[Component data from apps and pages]
.....
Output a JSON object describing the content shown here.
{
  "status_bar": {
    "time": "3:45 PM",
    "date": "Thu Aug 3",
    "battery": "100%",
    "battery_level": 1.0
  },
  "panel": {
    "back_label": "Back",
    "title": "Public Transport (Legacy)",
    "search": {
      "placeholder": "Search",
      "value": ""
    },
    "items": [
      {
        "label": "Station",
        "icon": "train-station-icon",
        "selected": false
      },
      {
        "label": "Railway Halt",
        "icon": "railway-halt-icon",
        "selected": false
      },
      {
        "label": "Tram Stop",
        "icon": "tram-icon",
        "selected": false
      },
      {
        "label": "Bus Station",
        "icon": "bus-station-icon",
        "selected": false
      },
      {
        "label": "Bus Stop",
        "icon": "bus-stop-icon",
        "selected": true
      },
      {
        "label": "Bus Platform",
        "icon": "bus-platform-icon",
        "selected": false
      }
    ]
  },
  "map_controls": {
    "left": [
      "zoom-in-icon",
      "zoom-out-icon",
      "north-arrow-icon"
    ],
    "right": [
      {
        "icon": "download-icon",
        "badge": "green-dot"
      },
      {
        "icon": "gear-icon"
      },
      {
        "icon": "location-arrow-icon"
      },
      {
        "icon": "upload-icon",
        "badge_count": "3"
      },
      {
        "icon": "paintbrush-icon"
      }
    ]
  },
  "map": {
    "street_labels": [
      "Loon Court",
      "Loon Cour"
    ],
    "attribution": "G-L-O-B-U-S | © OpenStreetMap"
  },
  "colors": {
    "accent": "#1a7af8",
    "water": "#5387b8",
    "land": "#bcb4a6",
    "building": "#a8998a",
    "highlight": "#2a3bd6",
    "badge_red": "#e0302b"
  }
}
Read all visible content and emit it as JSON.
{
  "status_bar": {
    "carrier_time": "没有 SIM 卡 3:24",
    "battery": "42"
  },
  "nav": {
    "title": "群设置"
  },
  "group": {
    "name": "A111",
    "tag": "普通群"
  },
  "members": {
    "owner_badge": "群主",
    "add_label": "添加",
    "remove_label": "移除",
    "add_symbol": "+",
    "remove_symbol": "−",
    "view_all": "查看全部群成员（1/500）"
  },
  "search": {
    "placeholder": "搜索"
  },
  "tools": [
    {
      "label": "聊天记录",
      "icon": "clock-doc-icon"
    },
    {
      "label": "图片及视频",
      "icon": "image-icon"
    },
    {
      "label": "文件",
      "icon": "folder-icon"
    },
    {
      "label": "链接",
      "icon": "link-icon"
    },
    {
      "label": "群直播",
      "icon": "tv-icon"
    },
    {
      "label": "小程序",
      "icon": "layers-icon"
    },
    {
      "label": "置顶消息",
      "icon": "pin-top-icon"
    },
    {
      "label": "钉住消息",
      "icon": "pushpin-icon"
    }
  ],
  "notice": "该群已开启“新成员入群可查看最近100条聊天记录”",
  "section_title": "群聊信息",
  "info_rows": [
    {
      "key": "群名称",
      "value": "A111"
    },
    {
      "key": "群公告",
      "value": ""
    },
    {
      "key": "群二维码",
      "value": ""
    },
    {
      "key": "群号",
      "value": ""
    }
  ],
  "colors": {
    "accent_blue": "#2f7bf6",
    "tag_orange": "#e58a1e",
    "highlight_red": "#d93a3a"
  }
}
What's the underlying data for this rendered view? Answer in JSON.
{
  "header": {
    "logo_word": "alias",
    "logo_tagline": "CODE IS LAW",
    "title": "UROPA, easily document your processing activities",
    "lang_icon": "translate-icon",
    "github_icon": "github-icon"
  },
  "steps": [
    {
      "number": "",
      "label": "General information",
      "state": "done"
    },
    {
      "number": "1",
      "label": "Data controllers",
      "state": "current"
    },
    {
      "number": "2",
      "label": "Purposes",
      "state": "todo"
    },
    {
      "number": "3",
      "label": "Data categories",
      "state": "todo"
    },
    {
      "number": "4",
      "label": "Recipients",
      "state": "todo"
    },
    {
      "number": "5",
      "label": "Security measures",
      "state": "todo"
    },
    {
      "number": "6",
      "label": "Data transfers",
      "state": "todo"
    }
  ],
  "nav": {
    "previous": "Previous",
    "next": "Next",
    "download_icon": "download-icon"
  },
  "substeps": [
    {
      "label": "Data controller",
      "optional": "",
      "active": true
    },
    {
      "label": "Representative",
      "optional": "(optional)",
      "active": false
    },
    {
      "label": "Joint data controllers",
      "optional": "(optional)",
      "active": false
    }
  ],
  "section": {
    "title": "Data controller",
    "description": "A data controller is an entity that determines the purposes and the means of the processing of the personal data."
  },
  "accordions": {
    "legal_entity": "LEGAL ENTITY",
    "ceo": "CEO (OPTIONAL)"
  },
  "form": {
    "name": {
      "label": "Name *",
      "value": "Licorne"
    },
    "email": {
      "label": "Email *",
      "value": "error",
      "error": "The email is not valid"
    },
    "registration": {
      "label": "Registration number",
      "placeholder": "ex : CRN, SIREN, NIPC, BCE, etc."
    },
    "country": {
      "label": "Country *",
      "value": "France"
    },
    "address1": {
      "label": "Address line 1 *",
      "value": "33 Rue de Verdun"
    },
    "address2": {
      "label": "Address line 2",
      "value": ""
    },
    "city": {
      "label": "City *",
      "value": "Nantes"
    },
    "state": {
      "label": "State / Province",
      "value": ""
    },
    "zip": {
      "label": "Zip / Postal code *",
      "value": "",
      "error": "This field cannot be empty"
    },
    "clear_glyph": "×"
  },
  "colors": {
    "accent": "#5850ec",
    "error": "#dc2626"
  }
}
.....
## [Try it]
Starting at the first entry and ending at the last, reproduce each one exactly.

## [Answer box]
Output a JSON object describing the content shown here.
{
  "status_bar": {
    "time": "3:45 PM",
    "date": "Thu Aug 3",
    "battery": "100%",
    "battery_level": 1.0
  },
  "panel": {
    "back_label": "Back",
    "title": "Public Transport (Legacy)",
    "search": {
      "placeholder": "Search",
      "value": ""
    },
    "items": [
      {
        "label": "Station",
        "icon": "train-station-icon",
        "selected": false
      },
      {
        "label": "Railway Halt",
        "icon": "railway-halt-icon",
        "selected": false
      },
      {
        "label": "Tram Stop",
        "icon": "tram-icon",
        "selected": false
      },
      {
        "label": "Bus Station",
        "icon": "bus-station-icon",
        "selected": false
      },
      {
        "label": "Bus Stop",
        "icon": "bus-stop-icon",
        "selected": true
      },
      {
        "label": "Bus Platform",
        "icon": "bus-platform-icon",
        "selected": false
      }
    ]
  },
  "map_controls": {
    "left": [
      "zoom-in-icon",
      "zoom-out-icon",
      "north-arrow-icon"
    ],
    "right": [
      {
        "icon": "download-icon",
        "badge": "green-dot"
      },
      {
        "icon": "gear-icon"
      },
      {
        "icon": "location-arrow-icon"
      },
      {
        "icon": "upload-icon",
        "badge_count": "3"
      },
      {
        "icon": "paintbrush-icon"
      }
    ]
  },
  "map": {
    "street_labels": [
      "Loon Court",
      "Loon Cour"
    ],
    "attribution": "G-L-O-B-U-S | © OpenStreetMap"
  },
  "colors": {
    "accent": "#1a7af8",
    "water": "#5387b8",
    "land": "#bcb4a6",
    "building": "#a8998a",
    "highlight": "#2a3bd6",
    "badge_red": "#e0302b"
  }
}
Read all visible content and emit it as JSON.
{
  "status_bar": {
    "carrier_time": "没有 SIM 卡 3:24",
    "battery": "42"
  },
  "nav": {
    "title": "群设置"
  },
  "group": {
    "name": "A111",
    "tag": "普通群"
  },
  "members": {
    "owner_badge": "群主",
    "add_label": "添加",
    "remove_label": "移除",
    "add_symbol": "+",
    "remove_symbol": "−",
    "view_all": "查看全部群成员（1/500）"
  },
  "search": {
    "placeholder": "搜索"
  },
  "tools": [
    {
      "label": "聊天记录",
      "icon": "clock-doc-icon"
    },
    {
      "label": "图片及视频",
      "icon": "image-icon"
    },
    {
      "label": "文件",
      "icon": "folder-icon"
    },
    {
      "label": "链接",
      "icon": "link-icon"
    },
    {
      "label": "群直播",
      "icon": "tv-icon"
    },
    {
      "label": "小程序",
      "icon": "layers-icon"
    },
    {
      "label": "置顶消息",
      "icon": "pin-top-icon"
    },
    {
      "label": "钉住消息",
      "icon": "pushpin-icon"
    }
  ],
  "notice": "该群已开启“新成员入群可查看最近100条聊天记录”",
  "section_title": "群聊信息",
  "info_rows": [
    {
      "key": "群名称",
      "value": "A111"
    },
    {
      "key": "群公告",
      "value": ""
    },
    {
      "key": "群二维码",
      "value": ""
    },
    {
      "key": "群号",
      "value": ""
    }
  ],
  "colors": {
    "accent_blue": "#2f7bf6",
    "tag_orange": "#e58a1e",
    "highlight_red": "#d93a3a"
  }
}
What's the underlying data for this rendered view? Answer in JSON.
{
  "header": {
    "logo_word": "alias",
    "logo_tagline": "CODE IS LAW",
    "title": "UROPA, easily document your processing activities",
    "lang_icon": "translate-icon",
    "github_icon": "github-icon"
  },
  "steps": [
    {
      "number": "",
      "label": "General information",
      "state": "done"
    },
    {
      "number": "1",
      "label": "Data controllers",
      "state": "current"
    },
    {
      "number": "2",
      "label": "Purposes",
      "state": "todo"
    },
    {
      "number": "3",
      "label": "Data categories",
      "state": "todo"
    },
    {
      "number": "4",
      "label": "Recipients",
      "state": "todo"
    },
    {
      "number": "5",
      "label": "Security measures",
      "state": "todo"
    },
    {
      "number": "6",
      "label": "Data transfers",
      "state": "todo"
    }
  ],
  "nav": {
    "previous": "Previous",
    "next": "Next",
    "download_icon": "download-icon"
  },
  "substeps": [
    {
      "label": "Data controller",
      "optional": "",
      "active": true
    },
    {
      "label": "Representative",
      "optional": "(optional)",
      "active": false
    },
    {
      "label": "Joint data controllers",
      "optional": "(optional)",
      "active": false
    }
  ],
  "section": {
    "title": "Data controller",
    "description": "A data controller is an entity that determines the purposes and the means of the processing of the personal data."
  },
  "accordions": {
    "legal_entity": "LEGAL ENTITY",
    "ceo": "CEO (OPTIONAL)"
  },
  "form": {
    "name": {
      "label": "Name *",
      "value": "Licorne"
    },
    "email": {
      "label": "Email *",
      "value": "error",
      "error": "The email is not valid"
    },
    "registration": {
      "label": "Registration number",
      "placeholder": "ex : CRN, SIREN, NIPC, BCE, etc."
    },
    "country": {
      "label": "Country *",
      "value": "France"
    },
    "address1": {
      "label": "Address line 1 *",
      "value": "33 Rue de Verdun"
    },
    "address2": {
      "label": "Address line 2",
      "value": ""
    },
    "city": {
      "label": "City *",
      "value": "Nantes"
    },
    "state": {
      "label": "State / Province",
      "value": ""
    },
    "zip": {
      "label": "Zip / Postal code *",
      "value": "",
      "error": "This field cannot be empty"
    },
    "clear_glyph": "×"
  },
  "colors": {
    "accent": "#5850ec",
    "error": "#dc2626"
  }
}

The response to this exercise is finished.